Component data from apps and pages:
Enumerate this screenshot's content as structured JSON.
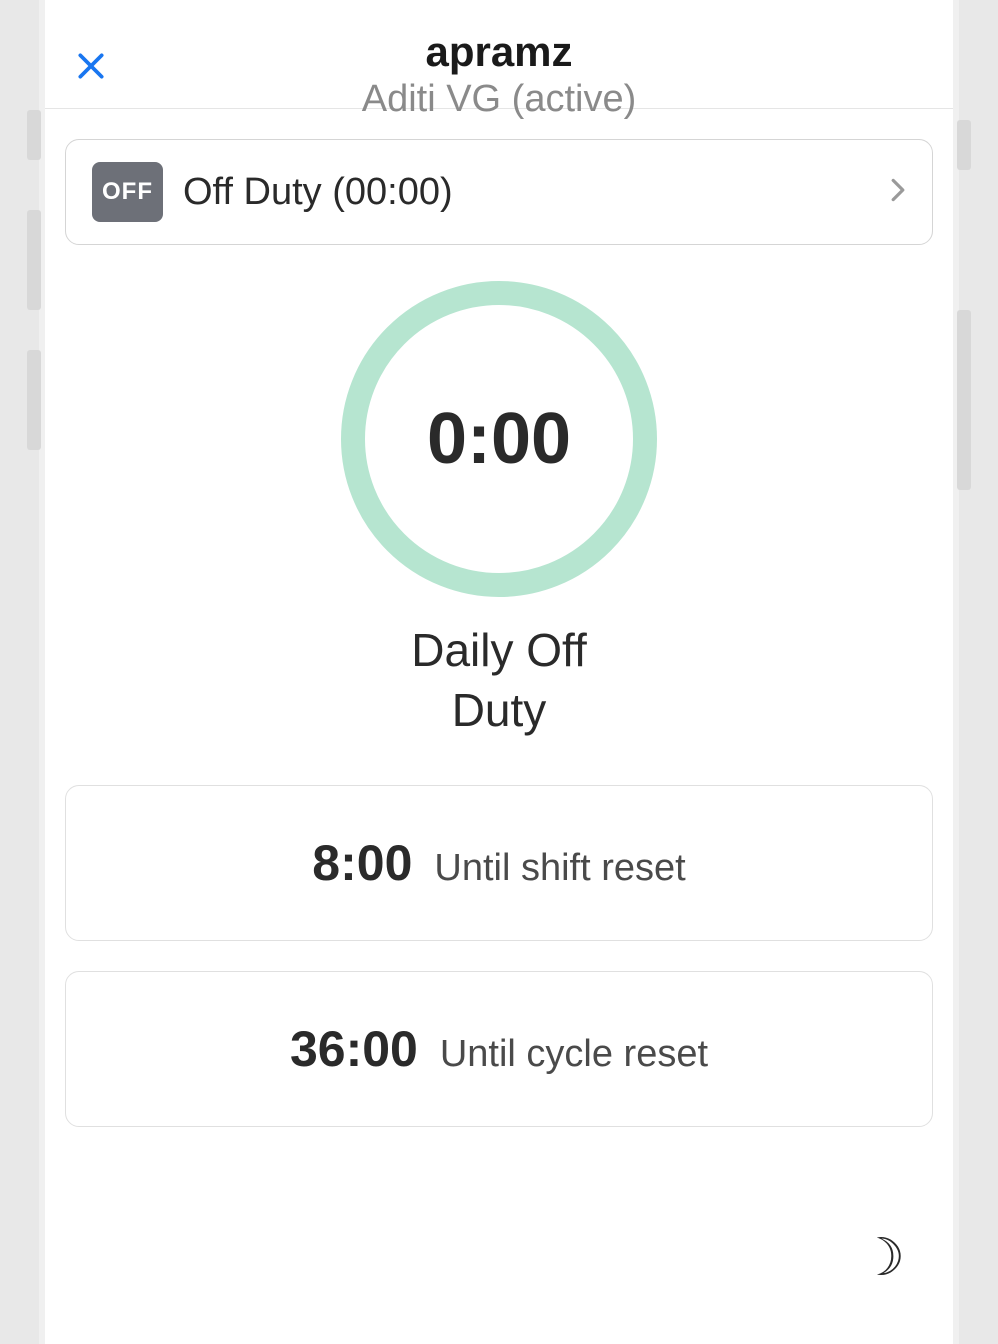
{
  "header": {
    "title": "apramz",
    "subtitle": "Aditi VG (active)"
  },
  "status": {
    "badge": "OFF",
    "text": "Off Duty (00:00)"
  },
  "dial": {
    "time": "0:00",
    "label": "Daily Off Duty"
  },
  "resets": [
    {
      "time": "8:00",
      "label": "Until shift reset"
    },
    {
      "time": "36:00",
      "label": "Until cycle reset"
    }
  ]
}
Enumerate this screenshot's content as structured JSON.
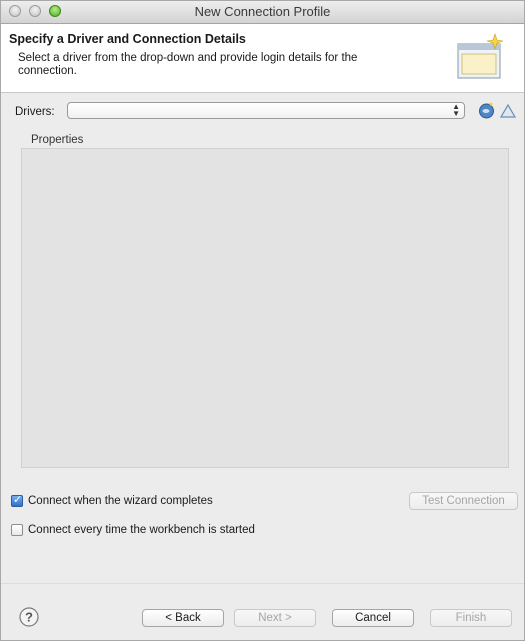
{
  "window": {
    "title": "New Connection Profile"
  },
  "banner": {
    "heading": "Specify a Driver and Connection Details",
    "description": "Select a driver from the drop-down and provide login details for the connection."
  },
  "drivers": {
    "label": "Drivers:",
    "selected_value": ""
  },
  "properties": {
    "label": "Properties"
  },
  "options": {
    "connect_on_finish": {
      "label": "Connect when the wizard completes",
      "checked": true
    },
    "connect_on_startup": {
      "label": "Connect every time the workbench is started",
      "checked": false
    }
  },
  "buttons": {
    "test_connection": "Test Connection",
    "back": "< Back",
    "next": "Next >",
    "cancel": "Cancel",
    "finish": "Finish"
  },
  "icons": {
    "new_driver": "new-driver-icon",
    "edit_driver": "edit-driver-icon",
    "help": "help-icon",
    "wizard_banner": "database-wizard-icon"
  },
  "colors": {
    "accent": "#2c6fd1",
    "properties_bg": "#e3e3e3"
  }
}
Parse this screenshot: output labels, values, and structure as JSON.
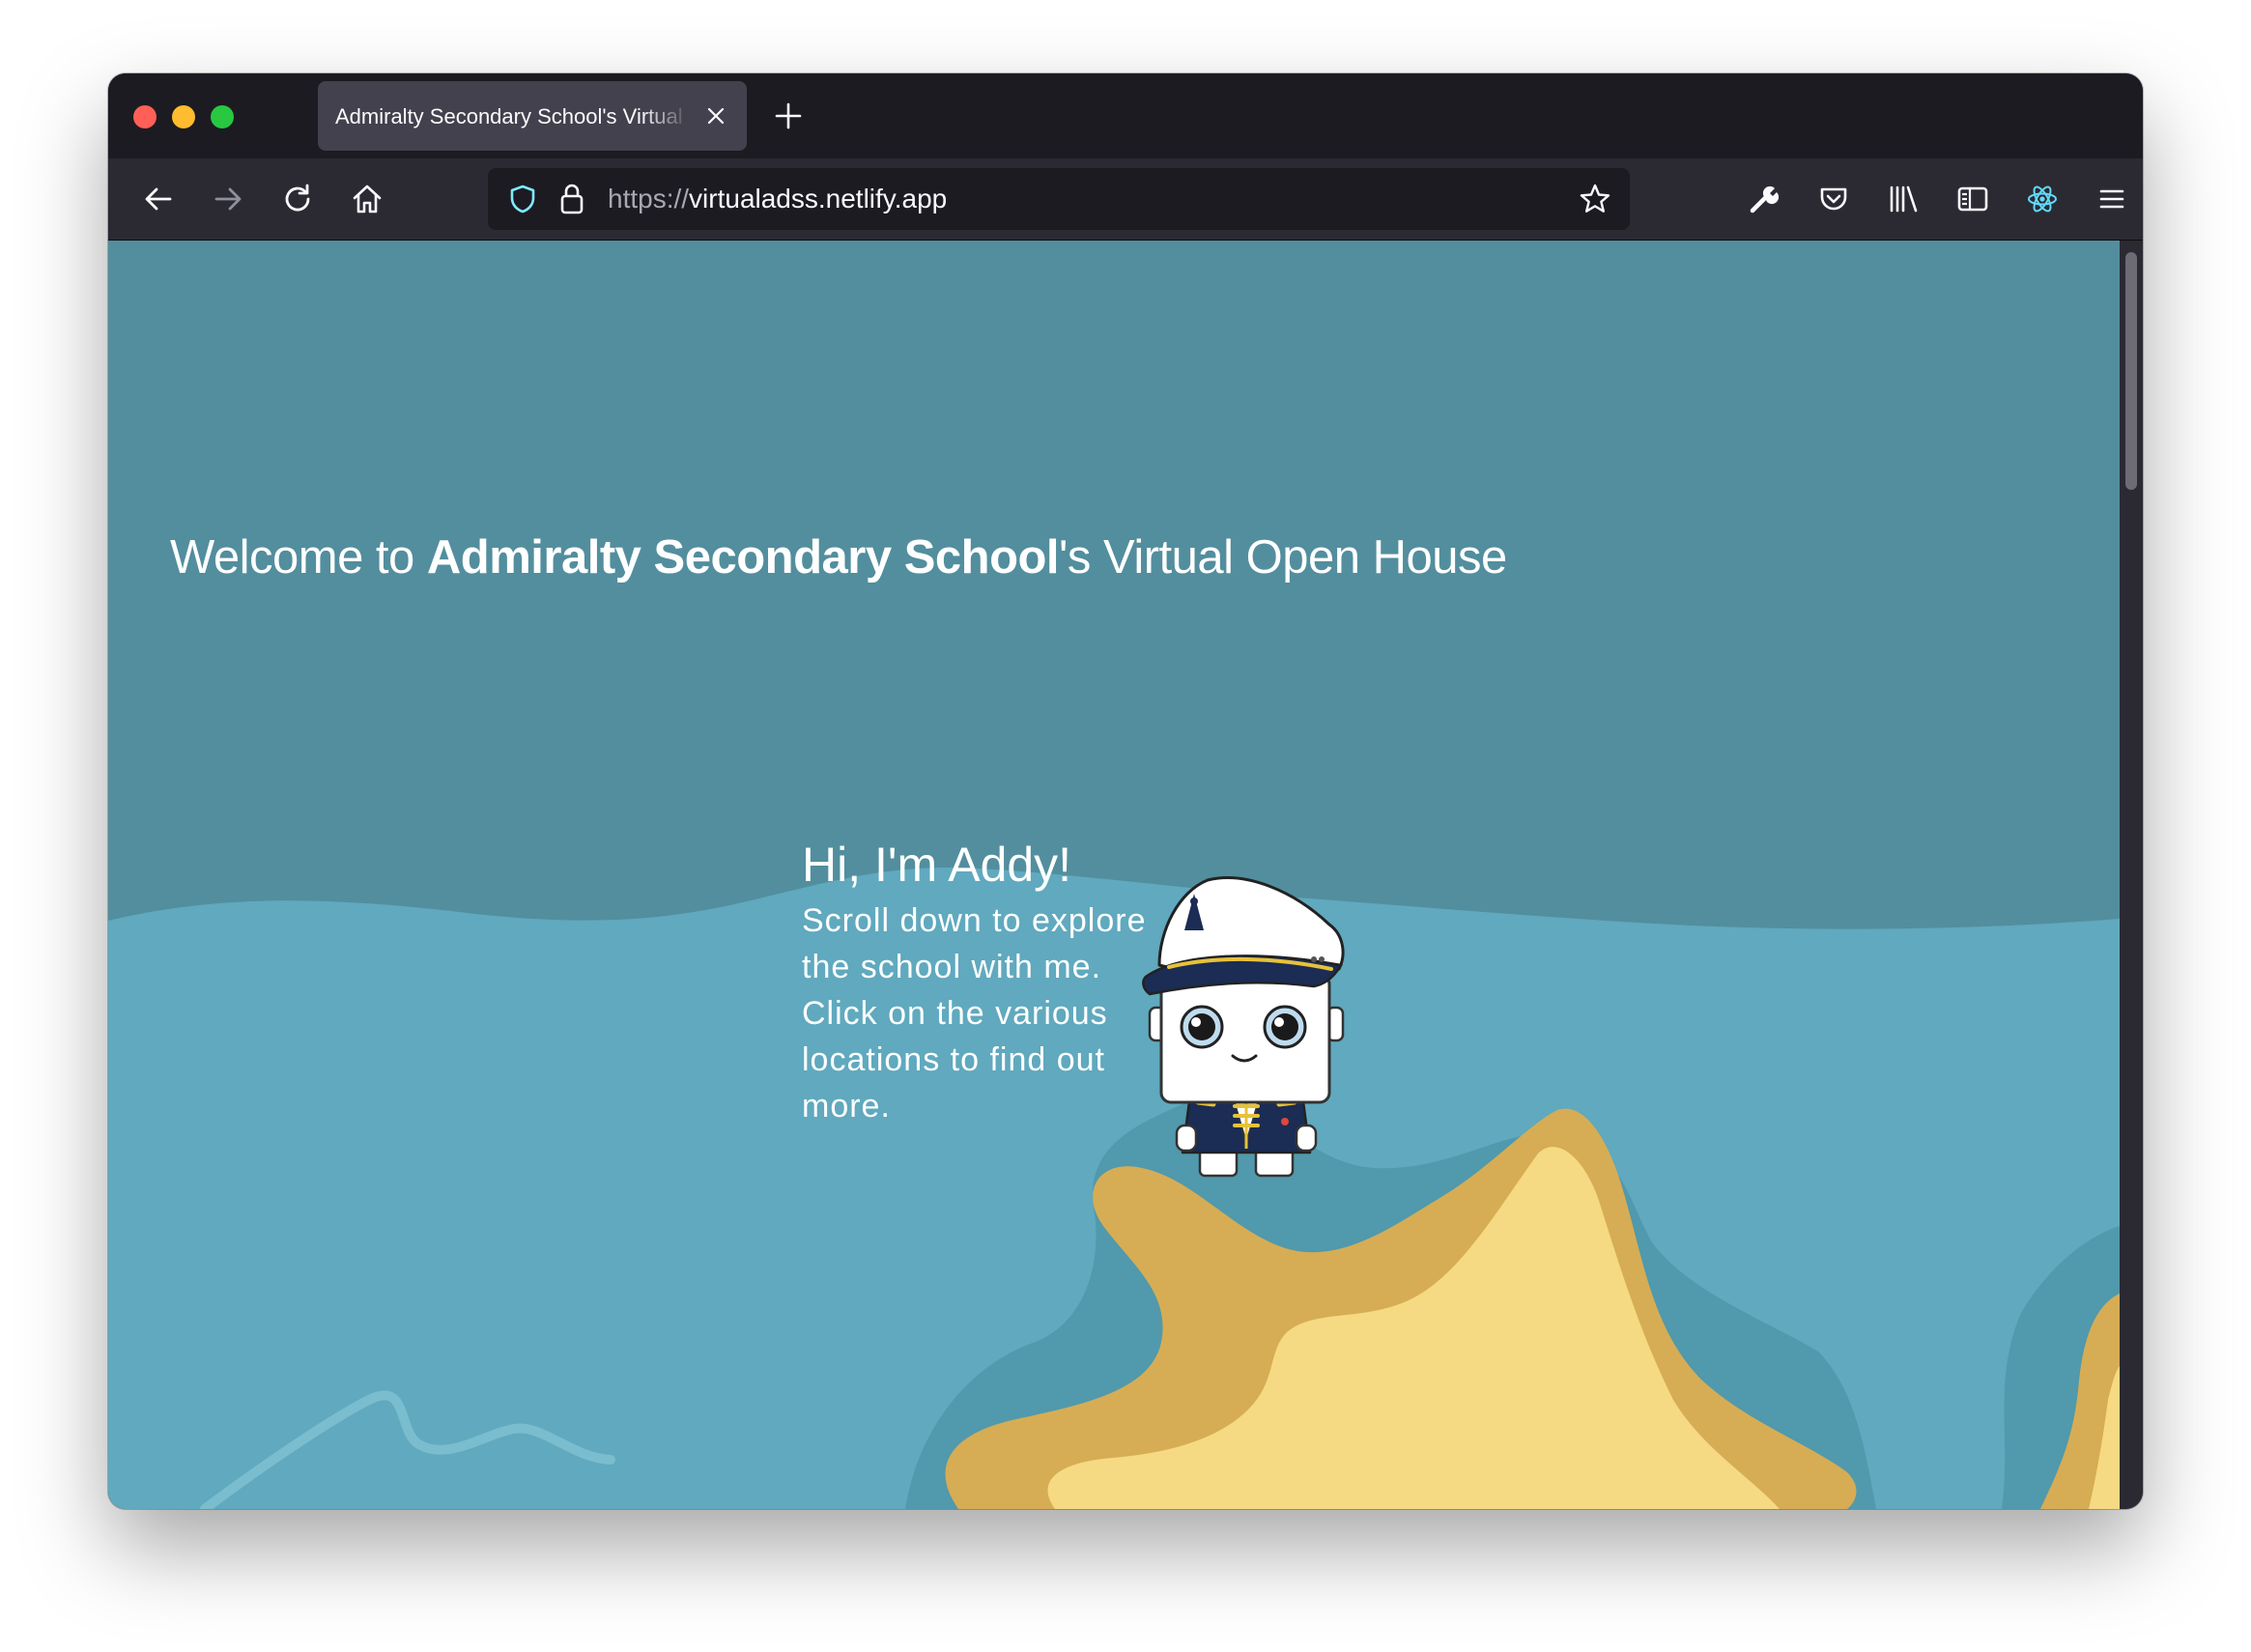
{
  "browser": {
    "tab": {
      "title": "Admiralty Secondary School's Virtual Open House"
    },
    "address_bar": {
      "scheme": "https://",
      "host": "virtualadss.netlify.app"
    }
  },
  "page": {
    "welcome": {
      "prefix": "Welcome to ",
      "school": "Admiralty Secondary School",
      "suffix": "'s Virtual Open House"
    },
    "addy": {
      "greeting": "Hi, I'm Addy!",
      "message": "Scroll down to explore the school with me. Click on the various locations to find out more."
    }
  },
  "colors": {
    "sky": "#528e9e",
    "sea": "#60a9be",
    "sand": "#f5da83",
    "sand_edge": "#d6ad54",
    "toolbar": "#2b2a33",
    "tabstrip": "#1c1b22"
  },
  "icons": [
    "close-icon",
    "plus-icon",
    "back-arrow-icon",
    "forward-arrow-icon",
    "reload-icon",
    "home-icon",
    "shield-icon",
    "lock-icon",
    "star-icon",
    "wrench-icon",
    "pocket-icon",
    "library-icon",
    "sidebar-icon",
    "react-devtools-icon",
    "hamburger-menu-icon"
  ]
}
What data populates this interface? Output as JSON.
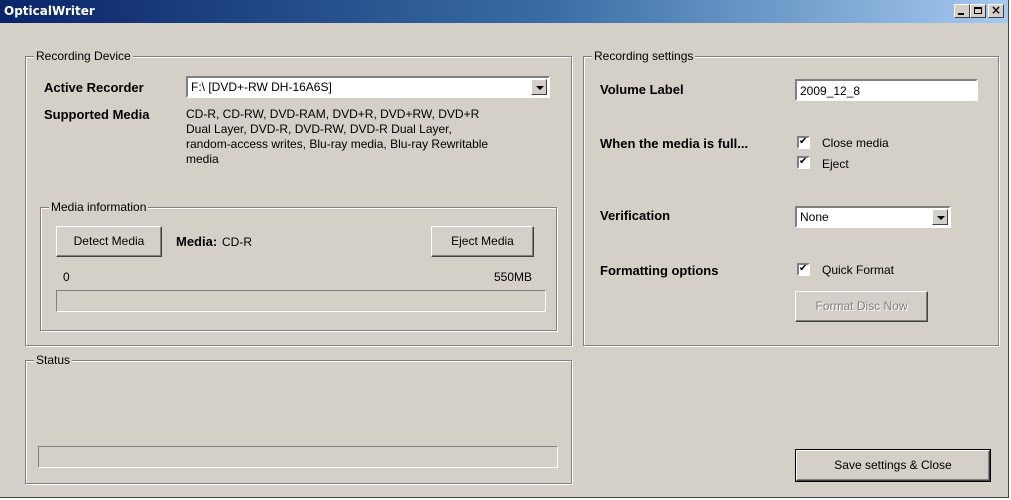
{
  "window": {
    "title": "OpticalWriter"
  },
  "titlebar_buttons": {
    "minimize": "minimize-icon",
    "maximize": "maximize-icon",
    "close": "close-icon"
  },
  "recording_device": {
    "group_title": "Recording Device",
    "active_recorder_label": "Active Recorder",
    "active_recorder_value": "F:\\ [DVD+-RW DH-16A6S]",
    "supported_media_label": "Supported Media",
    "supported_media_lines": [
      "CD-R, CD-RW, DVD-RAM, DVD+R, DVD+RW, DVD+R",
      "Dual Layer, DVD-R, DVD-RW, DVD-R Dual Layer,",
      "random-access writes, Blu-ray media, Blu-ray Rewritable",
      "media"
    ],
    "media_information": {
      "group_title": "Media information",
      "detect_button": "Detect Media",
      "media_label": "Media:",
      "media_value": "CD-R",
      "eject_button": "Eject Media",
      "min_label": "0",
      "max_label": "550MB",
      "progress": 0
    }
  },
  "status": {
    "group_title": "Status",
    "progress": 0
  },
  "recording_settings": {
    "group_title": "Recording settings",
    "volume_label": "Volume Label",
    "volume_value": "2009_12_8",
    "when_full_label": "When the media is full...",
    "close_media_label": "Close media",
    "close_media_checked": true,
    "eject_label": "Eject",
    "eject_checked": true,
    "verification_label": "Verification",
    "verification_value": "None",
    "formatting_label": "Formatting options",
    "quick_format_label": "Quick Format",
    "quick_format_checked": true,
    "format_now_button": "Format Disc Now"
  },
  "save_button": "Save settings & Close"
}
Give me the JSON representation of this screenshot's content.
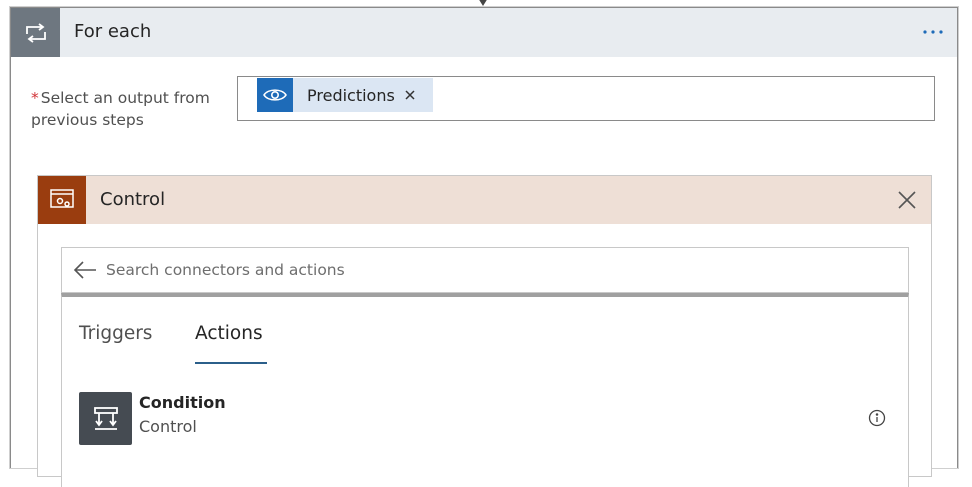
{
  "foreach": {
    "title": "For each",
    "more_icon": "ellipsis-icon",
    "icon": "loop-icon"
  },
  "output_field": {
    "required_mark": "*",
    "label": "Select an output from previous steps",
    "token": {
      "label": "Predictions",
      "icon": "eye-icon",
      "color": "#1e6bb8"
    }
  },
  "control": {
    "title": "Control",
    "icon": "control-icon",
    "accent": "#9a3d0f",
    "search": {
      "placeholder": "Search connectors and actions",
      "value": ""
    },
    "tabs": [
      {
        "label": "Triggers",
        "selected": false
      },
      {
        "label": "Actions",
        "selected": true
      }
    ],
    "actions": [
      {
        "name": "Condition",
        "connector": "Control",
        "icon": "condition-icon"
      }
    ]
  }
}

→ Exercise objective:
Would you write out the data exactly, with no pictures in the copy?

→ Written reply:
Enumerate this screenshot's content as structured JSON.
{
  "header": {
    "title": "apramz",
    "subtitle": "Aditi VG (active)"
  },
  "status": {
    "badge": "OFF",
    "text": "Off Duty (00:00)"
  },
  "dial": {
    "time": "0:00",
    "label": "Daily Off Duty"
  },
  "resets": [
    {
      "time": "8:00",
      "label": "Until shift reset"
    },
    {
      "time": "36:00",
      "label": "Until cycle reset"
    }
  ]
}
Enumerate this screenshot's content as structured JSON.
{
  "window": {
    "title": "New Connection Profile"
  },
  "banner": {
    "heading": "Specify a Driver and Connection Details",
    "description": "Select a driver from the drop-down and provide login details for the connection."
  },
  "drivers": {
    "label": "Drivers:",
    "selected_value": ""
  },
  "properties": {
    "label": "Properties"
  },
  "options": {
    "connect_on_finish": {
      "label": "Connect when the wizard completes",
      "checked": true
    },
    "connect_on_startup": {
      "label": "Connect every time the workbench is started",
      "checked": false
    }
  },
  "buttons": {
    "test_connection": "Test Connection",
    "back": "< Back",
    "next": "Next >",
    "cancel": "Cancel",
    "finish": "Finish"
  },
  "icons": {
    "new_driver": "new-driver-icon",
    "edit_driver": "edit-driver-icon",
    "help": "help-icon",
    "wizard_banner": "database-wizard-icon"
  },
  "colors": {
    "accent": "#2c6fd1",
    "properties_bg": "#e3e3e3"
  }
}
Parse this screenshot: output labels, values, and structure as JSON.
{
  "browser": {
    "tab": {
      "title": "Admiralty Secondary School's Virtual Open House"
    },
    "address_bar": {
      "scheme": "https://",
      "host": "virtualadss.netlify.app"
    }
  },
  "page": {
    "welcome": {
      "prefix": "Welcome to ",
      "school": "Admiralty Secondary School",
      "suffix": "'s Virtual Open House"
    },
    "addy": {
      "greeting": "Hi, I'm Addy!",
      "message": "Scroll down to explore the school with me. Click on the various locations to find out more."
    }
  },
  "colors": {
    "sky": "#528e9e",
    "sea": "#60a9be",
    "sand": "#f5da83",
    "sand_edge": "#d6ad54",
    "toolbar": "#2b2a33",
    "tabstrip": "#1c1b22"
  },
  "icons": [
    "close-icon",
    "plus-icon",
    "back-arrow-icon",
    "forward-arrow-icon",
    "reload-icon",
    "home-icon",
    "shield-icon",
    "lock-icon",
    "star-icon",
    "wrench-icon",
    "pocket-icon",
    "library-icon",
    "sidebar-icon",
    "react-devtools-icon",
    "hamburger-menu-icon"
  ]
}
What data populates this interface? Output as JSON.
{
  "window": {
    "title": "OpticalWriter"
  },
  "titlebar_buttons": {
    "minimize": "minimize-icon",
    "maximize": "maximize-icon",
    "close": "close-icon"
  },
  "recording_device": {
    "group_title": "Recording Device",
    "active_recorder_label": "Active Recorder",
    "active_recorder_value": "F:\\ [DVD+-RW DH-16A6S]",
    "supported_media_label": "Supported Media",
    "supported_media_lines": [
      "CD-R, CD-RW, DVD-RAM, DVD+R, DVD+RW, DVD+R",
      "Dual Layer, DVD-R, DVD-RW, DVD-R Dual Layer,",
      "random-access writes, Blu-ray media, Blu-ray Rewritable",
      "media"
    ],
    "media_information": {
      "group_title": "Media information",
      "detect_button": "Detect Media",
      "media_label": "Media:",
      "media_value": "CD-R",
      "eject_button": "Eject Media",
      "min_label": "0",
      "max_label": "550MB",
      "progress": 0
    }
  },
  "status": {
    "group_title": "Status",
    "progress": 0
  },
  "recording_settings": {
    "group_title": "Recording settings",
    "volume_label": "Volume Label",
    "volume_value": "2009_12_8",
    "when_full_label": "When the media is full...",
    "close_media_label": "Close media",
    "close_media_checked": true,
    "eject_label": "Eject",
    "eject_checked": true,
    "verification_label": "Verification",
    "verification_value": "None",
    "formatting_label": "Formatting options",
    "quick_format_label": "Quick Format",
    "quick_format_checked": true,
    "format_now_button": "Format Disc Now"
  },
  "save_button": "Save settings & Close"
}
Give me the JSON representation of this screenshot's content.
{
  "foreach": {
    "title": "For each",
    "more_icon": "ellipsis-icon",
    "icon": "loop-icon"
  },
  "output_field": {
    "required_mark": "*",
    "label": "Select an output from previous steps",
    "token": {
      "label": "Predictions",
      "icon": "eye-icon",
      "color": "#1e6bb8"
    }
  },
  "control": {
    "title": "Control",
    "icon": "control-icon",
    "accent": "#9a3d0f",
    "search": {
      "placeholder": "Search connectors and actions",
      "value": ""
    },
    "tabs": [
      {
        "label": "Triggers",
        "selected": false
      },
      {
        "label": "Actions",
        "selected": true
      }
    ],
    "actions": [
      {
        "name": "Condition",
        "connector": "Control",
        "icon": "condition-icon"
      }
    ]
  }
}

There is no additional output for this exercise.